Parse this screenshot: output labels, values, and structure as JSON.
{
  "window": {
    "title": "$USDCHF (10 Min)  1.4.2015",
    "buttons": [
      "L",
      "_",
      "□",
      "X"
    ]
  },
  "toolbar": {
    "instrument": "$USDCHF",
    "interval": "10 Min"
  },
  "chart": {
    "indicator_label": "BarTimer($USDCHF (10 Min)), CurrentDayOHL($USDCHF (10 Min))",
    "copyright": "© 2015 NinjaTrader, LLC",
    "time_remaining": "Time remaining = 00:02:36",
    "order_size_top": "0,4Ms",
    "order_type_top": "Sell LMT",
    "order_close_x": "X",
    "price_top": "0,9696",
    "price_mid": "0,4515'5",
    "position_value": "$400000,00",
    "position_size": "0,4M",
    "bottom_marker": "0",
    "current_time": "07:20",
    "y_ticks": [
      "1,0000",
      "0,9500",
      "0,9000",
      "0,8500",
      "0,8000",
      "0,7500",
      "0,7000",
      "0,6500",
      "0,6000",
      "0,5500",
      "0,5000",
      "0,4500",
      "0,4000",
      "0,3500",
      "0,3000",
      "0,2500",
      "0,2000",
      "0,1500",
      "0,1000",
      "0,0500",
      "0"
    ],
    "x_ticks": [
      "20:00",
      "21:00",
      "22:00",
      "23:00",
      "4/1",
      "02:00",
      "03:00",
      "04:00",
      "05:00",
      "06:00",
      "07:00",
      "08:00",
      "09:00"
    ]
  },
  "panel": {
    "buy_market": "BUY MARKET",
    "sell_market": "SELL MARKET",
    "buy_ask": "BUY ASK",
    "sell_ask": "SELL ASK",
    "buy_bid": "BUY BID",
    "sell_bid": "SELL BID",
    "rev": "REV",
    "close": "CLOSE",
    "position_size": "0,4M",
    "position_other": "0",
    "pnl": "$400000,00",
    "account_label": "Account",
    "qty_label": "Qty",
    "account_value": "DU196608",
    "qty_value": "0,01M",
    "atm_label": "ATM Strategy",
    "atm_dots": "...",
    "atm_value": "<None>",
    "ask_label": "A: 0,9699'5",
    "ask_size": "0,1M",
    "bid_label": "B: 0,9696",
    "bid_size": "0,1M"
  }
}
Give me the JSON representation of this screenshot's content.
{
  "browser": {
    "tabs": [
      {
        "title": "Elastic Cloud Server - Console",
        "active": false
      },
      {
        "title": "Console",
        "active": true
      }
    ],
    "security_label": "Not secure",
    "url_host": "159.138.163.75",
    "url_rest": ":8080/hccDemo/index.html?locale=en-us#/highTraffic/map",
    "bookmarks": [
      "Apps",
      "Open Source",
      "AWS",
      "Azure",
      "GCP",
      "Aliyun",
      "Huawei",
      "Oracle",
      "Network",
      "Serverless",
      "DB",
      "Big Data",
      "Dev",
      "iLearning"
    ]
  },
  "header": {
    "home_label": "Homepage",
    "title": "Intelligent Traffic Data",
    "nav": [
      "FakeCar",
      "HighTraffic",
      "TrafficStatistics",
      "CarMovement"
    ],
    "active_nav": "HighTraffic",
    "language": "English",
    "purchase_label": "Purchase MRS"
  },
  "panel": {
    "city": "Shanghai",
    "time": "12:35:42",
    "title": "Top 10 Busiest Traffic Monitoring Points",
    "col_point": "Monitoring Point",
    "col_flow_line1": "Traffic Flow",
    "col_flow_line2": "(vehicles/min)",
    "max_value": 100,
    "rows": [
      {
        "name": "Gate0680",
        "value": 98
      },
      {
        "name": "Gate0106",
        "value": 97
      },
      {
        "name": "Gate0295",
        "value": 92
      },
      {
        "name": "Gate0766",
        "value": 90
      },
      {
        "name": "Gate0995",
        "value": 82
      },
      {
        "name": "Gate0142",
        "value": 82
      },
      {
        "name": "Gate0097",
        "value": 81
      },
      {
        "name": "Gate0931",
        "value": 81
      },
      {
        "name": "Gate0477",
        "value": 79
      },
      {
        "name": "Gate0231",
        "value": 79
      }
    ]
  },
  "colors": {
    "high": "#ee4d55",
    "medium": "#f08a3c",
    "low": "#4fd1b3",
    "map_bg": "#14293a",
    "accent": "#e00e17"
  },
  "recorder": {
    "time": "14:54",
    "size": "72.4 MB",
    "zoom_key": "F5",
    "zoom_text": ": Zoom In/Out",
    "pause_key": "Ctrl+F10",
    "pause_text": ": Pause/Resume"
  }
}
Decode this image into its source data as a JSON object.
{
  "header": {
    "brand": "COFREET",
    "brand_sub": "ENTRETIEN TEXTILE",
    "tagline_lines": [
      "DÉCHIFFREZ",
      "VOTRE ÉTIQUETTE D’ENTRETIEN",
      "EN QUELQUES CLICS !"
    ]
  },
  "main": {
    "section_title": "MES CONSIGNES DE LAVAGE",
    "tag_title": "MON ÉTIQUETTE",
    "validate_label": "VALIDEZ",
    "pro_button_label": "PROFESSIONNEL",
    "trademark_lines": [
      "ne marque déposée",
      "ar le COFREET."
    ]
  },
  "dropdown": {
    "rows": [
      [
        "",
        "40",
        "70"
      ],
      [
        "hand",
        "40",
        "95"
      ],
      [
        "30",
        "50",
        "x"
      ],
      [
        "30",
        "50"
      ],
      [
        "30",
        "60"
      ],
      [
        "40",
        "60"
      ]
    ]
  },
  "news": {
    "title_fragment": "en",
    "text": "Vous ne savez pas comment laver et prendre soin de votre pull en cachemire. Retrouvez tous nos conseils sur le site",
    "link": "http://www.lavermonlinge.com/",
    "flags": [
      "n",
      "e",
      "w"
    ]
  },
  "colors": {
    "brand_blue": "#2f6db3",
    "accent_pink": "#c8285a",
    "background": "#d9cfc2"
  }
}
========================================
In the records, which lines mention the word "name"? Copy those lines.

        "name": "Gate0680",
        "name": "Gate0106",
        "name": "Gate0295",
        "name": "Gate0766",
        "name": "Gate0995",
        "name": "Gate0142",
        "name": "Gate0097",
        "name": "Gate0931",
        "name": "Gate0477",
        "name": "Gate0231",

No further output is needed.